By Ivan G. Goldman
Game but aging Sergio Martinez won a questionable decision over rugged Englishman Martin Murray in Buenos Aires, Argentina, Saturday while across the equator in Ontario, California the judges had it right when Haitian-born Bermane Sitverne won almost every round against American heavyweight hope Chris Arreola. Arreola couldn’t overcome a broken nose he suffered in the third round.
HBO carried both shows, sending crews to two locations as its rivalry with Showtime boxing seemed to reach a crescendo.
The judges had it 115-112 Martinez on all three cards. Martinez, 38, looking his age at times and frequently showboating for his hometown fans, took lots of chances against previously undefeated Murray, who turned out to be a solid middleweight who could take a punch and dish it out too. Murray scored a solid knockdown in the eighth round.
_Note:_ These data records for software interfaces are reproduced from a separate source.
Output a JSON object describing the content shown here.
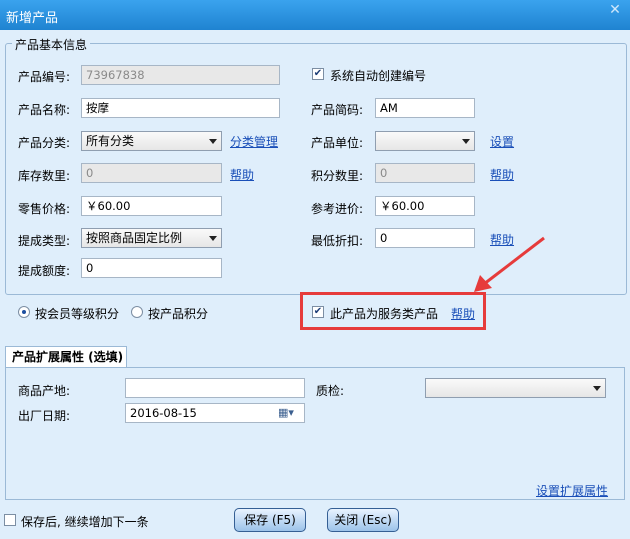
{
  "window": {
    "title": "新增产品"
  },
  "basic_group": {
    "legend": "产品基本信息"
  },
  "fields": {
    "code_label": "产品编号:",
    "code_value": "73967838",
    "auto_code_label": "系统自动创建编号",
    "name_label": "产品名称:",
    "name_value": "按摩",
    "short_code_label": "产品简码:",
    "short_code_value": "AM",
    "category_label": "产品分类:",
    "category_value": "所有分类",
    "category_manage_link": "分类管理",
    "unit_label": "产品单位:",
    "unit_value": "",
    "unit_settings_link": "设置",
    "stock_label": "库存数里:",
    "stock_value": "0",
    "stock_help_link": "帮助",
    "points_label": "积分数里:",
    "points_value": "0",
    "points_help_link": "帮助",
    "retail_price_label": "零售价格:",
    "retail_price_value": "￥60.00",
    "ref_price_label": "参考进价:",
    "ref_price_value": "￥60.00",
    "commission_type_label": "提成类型:",
    "commission_type_value": "按照商品固定比例",
    "min_discount_label": "最低折扣:",
    "min_discount_value": "0",
    "min_discount_help_link": "帮助",
    "commission_amount_label": "提成额度:",
    "commission_amount_value": "0"
  },
  "points_mode": {
    "by_member_level": "按会员等级积分",
    "by_product": "按产品积分",
    "selected": "by_member_level"
  },
  "service_product": {
    "label": "此产品为服务类产品",
    "checked": true,
    "help_link": "帮助"
  },
  "ext_tab": {
    "label": "产品扩展属性 (选填)",
    "origin_label": "商品产地:",
    "origin_value": "",
    "qc_label": "质检:",
    "qc_value": "",
    "mfg_date_label": "出厂日期:",
    "mfg_date_value": "2016-08-15",
    "settings_link": "设置扩展属性"
  },
  "footer": {
    "continue_label": "保存后, 继续增加下一条",
    "save_button": "保存 (F5)",
    "close_button": "关闭 (Esc)"
  },
  "annotation": {
    "color": "#e63b3b"
  }
}
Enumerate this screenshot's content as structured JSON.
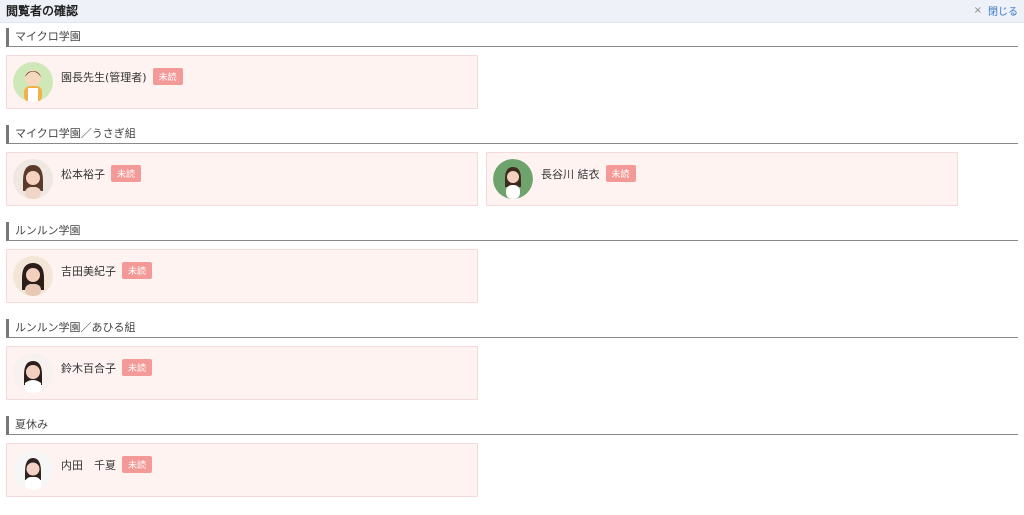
{
  "window": {
    "title": "閲覧者の確認",
    "close_label": "閉じる",
    "close_icon": "×"
  },
  "status_label": "未読",
  "sections": [
    {
      "name": "マイクロ学園",
      "users": [
        {
          "name": "園長先生(管理者)",
          "avatar": "avatar-illustration"
        }
      ]
    },
    {
      "name": "マイクロ学園／うさぎ組",
      "users": [
        {
          "name": "松本裕子",
          "avatar": "avatar-photo"
        },
        {
          "name": "長谷川 結衣",
          "avatar": "avatar-photo"
        }
      ]
    },
    {
      "name": "ルンルン学園",
      "users": [
        {
          "name": "吉田美紀子",
          "avatar": "avatar-photo"
        }
      ]
    },
    {
      "name": "ルンルン学園／あひる組",
      "users": [
        {
          "name": "鈴木百合子",
          "avatar": "avatar-photo"
        }
      ]
    },
    {
      "name": "夏休み",
      "users": [
        {
          "name": "内田　千夏",
          "avatar": "avatar-photo"
        }
      ]
    }
  ]
}
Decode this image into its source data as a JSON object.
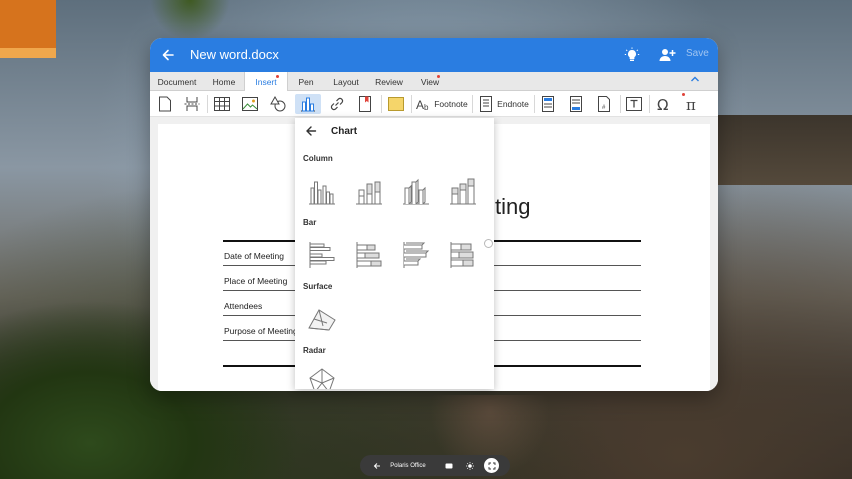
{
  "window": {
    "title": "New word.docx",
    "save_label": "Save"
  },
  "tabs": [
    {
      "label": "Document"
    },
    {
      "label": "Home"
    },
    {
      "label": "Insert"
    },
    {
      "label": "Pen"
    },
    {
      "label": "Layout"
    },
    {
      "label": "Review"
    },
    {
      "label": "View"
    }
  ],
  "ribbon": {
    "footnote_label": "Footnote",
    "endnote_label": "Endnote"
  },
  "document": {
    "heading_fragment": "ting",
    "fields": [
      {
        "label": "Date of Meeting"
      },
      {
        "label": "Place of Meeting"
      },
      {
        "label": "Attendees"
      },
      {
        "label": "Purpose of Meeting"
      }
    ]
  },
  "chart_panel": {
    "title": "Chart",
    "sections": [
      {
        "label": "Column"
      },
      {
        "label": "Bar"
      },
      {
        "label": "Surface"
      },
      {
        "label": "Radar"
      }
    ]
  },
  "taskbar": {
    "app_label": "Polaris Office"
  },
  "colors": {
    "accent": "#2a7de1",
    "notification_dot": "#e0433a",
    "selected_ribbon": "#cfe1f6"
  }
}
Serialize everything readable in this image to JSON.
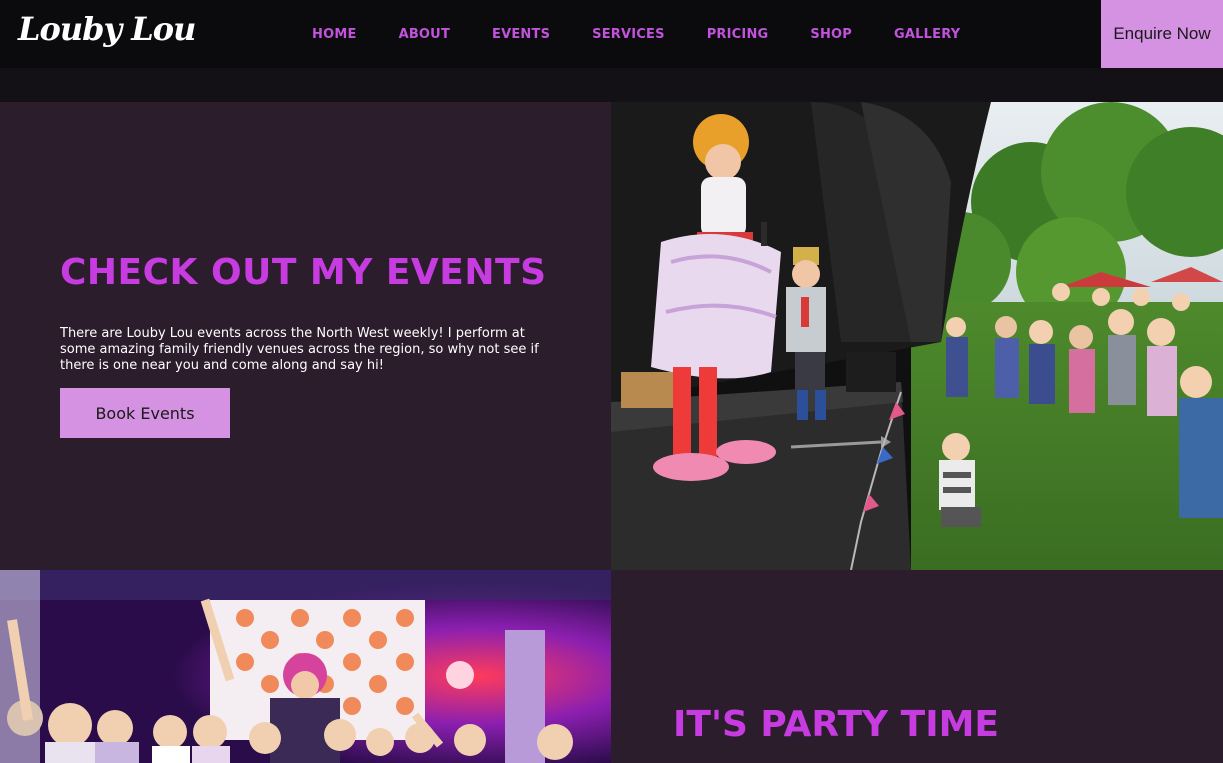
{
  "nav": {
    "logo": "Louby Lou",
    "items": [
      {
        "label": "HOME"
      },
      {
        "label": "ABOUT"
      },
      {
        "label": "EVENTS"
      },
      {
        "label": "SERVICES"
      },
      {
        "label": "PRICING"
      },
      {
        "label": "SHOP"
      },
      {
        "label": "GALLERY"
      }
    ],
    "enquire_label": "Enquire Now"
  },
  "events_section": {
    "title": "CHECK OUT MY EVENTS",
    "body": "There are Louby Lou events across the North West weekly! I perform at some amazing family friendly venues across the region, so why not see if there is one near you and come along and say hi!",
    "button_label": "Book Events"
  },
  "party_section": {
    "title": "IT'S PARTY TIME"
  },
  "colors": {
    "accent_purple": "#c73ce0",
    "button_pink": "#d591e2",
    "panel_bg": "#2b1d2c",
    "nav_bg": "#0b0a0c"
  }
}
It wasn’t the only time Martinez, tasted canvas in the hard-fought match, but the referee called the others slips.
Murray, working behind a peek-a-boo defense, stuck to his game plan, trying to throw shots that counted, while Martinez, the reigning WBC titlist and generally considered the Number One middleweight in the world, wasted energy trying to open him up.
Sergio, who trains out of Oxnard, California, was pushing his luck on many counts. He’s pushing forty, he’s a natural junior middleweight competing against bigger men, and he held his gloves at his waist for much of the fight even though his reaction time isn’t what it used to be. Consequently, he got tagged a lot more than he was used to. He drew about 40,000 fans into a soccer stadium, and they saw a good match, though it wasn’t a perfect night for Argentina by any means.
Murray said afterward he should have opened up more, but his bigger mistake by far appeared to be taking the fight in Argentina.
In California, Arreola, who was America’s brightest heavyweight hope up until last night, won the first two rounds fairly easily, but Stiverne showed toughness and quick hands. When he put Arreola down with a solid right in the third, Arreola came up with blood pouring out his nose. His eyes and nose began swelling up almost immediately. He stayed gamely in the fight, but very much slowed down. He was far too inactive and threw pushing, slow punches in most of the later rounds. He had his moments, but he took a savage beating, refusing to quit.
Stiverne had an excellent game plan and pursued it beautifully, peppering Arreola with a variety of shots, many of them to the body. It was a clean sweep for Stiverne on the judges’ cards with scores of 117-110 twice and 118-109. Busted-up Arreola, who didn’t dispute the scores, congratulated the winner and said he would be back. Arreola, 32, has now lost his three biggest matches, and a major heavyweight title faded even further into the distance.
Stiverne, 34, who’d never faced a world-class opponent in his prime, was evidence once again that there’s plenty of talent out there ready to step up to the world stage. He improved to 23-1-1 (20 KOs). His victory is supposed to earn him a shot at WBC title-holder Vitali Klitschko, but Vitali has been quite active lately in Ukraine politics and may retire. The victory might instead set up an eventual shot against Vitali’s brother Wladimir, who holds all three other major titles.
Ivan G. Goldman’s critically acclaimed novel Isaac: A Modern Fable came out in April 2012 from Permanent Press. Information HERE